▶ **PROBLEM**
Collect all lines containing the word "screenshot" from the data.
######
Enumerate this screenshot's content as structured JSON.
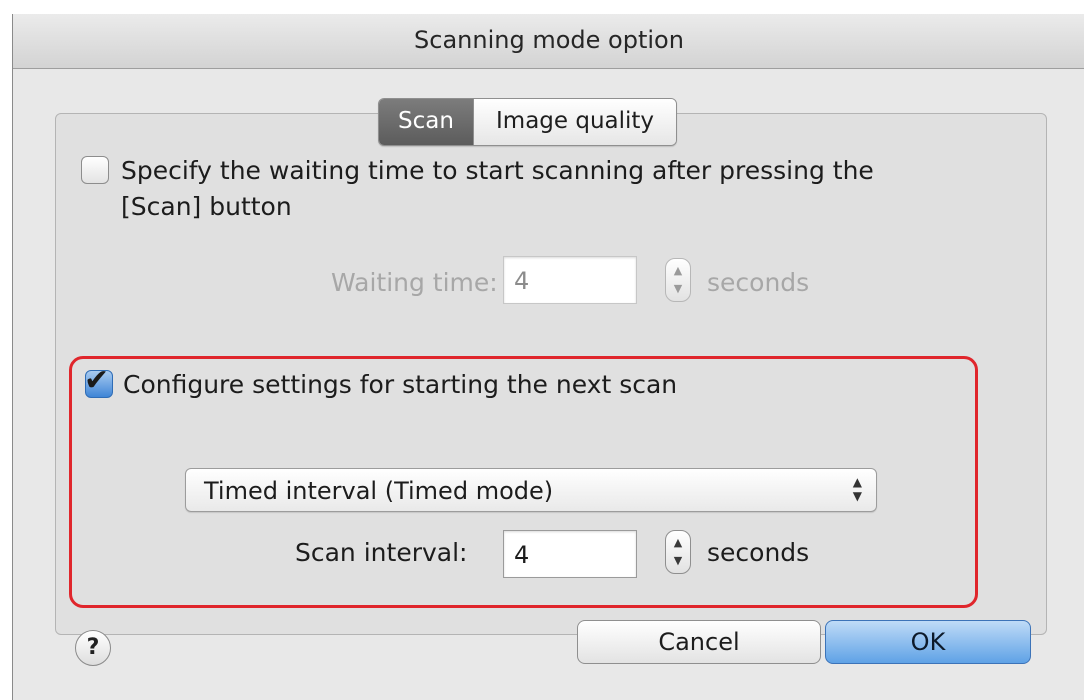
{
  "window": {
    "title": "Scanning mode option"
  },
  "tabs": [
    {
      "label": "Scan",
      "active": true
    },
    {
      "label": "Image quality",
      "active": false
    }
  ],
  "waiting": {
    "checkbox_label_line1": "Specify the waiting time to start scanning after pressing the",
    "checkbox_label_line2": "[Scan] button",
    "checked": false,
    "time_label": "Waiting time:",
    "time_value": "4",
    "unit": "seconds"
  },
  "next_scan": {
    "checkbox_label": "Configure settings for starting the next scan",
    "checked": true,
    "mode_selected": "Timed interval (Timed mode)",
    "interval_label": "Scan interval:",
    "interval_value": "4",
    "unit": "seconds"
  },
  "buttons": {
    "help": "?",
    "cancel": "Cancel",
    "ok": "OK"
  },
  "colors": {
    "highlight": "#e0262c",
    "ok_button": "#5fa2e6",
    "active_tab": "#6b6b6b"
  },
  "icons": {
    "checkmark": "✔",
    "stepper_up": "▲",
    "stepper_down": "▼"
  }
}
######
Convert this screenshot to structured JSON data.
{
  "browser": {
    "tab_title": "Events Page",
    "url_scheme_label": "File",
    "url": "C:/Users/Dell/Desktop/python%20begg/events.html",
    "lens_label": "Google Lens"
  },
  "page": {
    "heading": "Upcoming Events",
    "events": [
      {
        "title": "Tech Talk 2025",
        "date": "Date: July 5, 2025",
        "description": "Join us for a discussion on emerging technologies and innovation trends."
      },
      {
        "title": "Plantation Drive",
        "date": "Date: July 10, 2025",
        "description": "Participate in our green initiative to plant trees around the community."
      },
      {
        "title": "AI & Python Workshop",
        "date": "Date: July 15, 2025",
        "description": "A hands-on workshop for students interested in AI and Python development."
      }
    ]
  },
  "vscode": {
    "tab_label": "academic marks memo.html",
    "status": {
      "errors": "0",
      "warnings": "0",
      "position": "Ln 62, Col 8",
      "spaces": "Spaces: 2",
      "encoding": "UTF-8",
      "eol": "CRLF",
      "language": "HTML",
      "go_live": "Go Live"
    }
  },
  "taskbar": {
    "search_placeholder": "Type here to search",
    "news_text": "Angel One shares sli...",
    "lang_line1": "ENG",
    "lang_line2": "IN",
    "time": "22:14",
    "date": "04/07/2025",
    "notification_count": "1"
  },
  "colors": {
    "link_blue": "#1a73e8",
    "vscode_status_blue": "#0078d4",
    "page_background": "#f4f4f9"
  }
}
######
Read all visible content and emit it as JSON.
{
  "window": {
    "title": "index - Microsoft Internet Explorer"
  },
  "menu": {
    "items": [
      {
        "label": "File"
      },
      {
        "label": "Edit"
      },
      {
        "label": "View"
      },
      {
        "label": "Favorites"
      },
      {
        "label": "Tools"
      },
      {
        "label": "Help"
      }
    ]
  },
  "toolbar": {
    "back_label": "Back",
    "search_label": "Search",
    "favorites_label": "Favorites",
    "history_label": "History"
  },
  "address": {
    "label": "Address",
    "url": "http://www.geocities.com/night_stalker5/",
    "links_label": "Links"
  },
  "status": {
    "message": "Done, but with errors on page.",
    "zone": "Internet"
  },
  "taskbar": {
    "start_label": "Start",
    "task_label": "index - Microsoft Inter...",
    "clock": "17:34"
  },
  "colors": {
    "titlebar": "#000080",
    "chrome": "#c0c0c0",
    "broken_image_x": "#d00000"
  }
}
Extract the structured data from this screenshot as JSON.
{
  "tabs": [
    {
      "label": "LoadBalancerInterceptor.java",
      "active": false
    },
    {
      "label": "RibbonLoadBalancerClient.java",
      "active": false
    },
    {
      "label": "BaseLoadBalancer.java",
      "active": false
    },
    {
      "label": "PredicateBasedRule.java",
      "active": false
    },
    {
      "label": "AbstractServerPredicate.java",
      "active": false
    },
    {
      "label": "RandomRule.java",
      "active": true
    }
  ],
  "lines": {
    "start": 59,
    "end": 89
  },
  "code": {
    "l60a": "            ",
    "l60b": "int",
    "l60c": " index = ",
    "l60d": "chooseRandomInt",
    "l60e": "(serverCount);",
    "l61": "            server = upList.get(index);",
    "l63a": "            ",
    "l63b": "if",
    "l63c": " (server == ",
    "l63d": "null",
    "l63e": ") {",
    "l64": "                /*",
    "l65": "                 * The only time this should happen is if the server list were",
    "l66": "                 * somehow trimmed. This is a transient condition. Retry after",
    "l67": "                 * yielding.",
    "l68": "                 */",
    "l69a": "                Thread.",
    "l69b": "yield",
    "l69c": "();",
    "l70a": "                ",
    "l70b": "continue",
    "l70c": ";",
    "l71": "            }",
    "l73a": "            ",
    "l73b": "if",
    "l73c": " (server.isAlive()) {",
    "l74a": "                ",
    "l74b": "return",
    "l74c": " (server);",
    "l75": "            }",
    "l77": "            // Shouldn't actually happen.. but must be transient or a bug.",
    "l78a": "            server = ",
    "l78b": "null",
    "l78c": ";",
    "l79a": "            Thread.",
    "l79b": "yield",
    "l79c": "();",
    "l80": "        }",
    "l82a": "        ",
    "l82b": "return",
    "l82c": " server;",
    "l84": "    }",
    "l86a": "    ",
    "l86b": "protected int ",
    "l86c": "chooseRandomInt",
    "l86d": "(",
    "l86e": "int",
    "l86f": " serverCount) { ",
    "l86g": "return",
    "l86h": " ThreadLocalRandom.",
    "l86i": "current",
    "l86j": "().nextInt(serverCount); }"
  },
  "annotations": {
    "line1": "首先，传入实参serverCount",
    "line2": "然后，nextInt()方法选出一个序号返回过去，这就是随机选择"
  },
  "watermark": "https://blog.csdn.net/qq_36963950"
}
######
▶ **EXERCISE OUTPUT**
Enumerate this screenshot's content as structured JSON.
Convert this screenshot to structured JSON data.
Extract the structured data from this screenshot as JSON.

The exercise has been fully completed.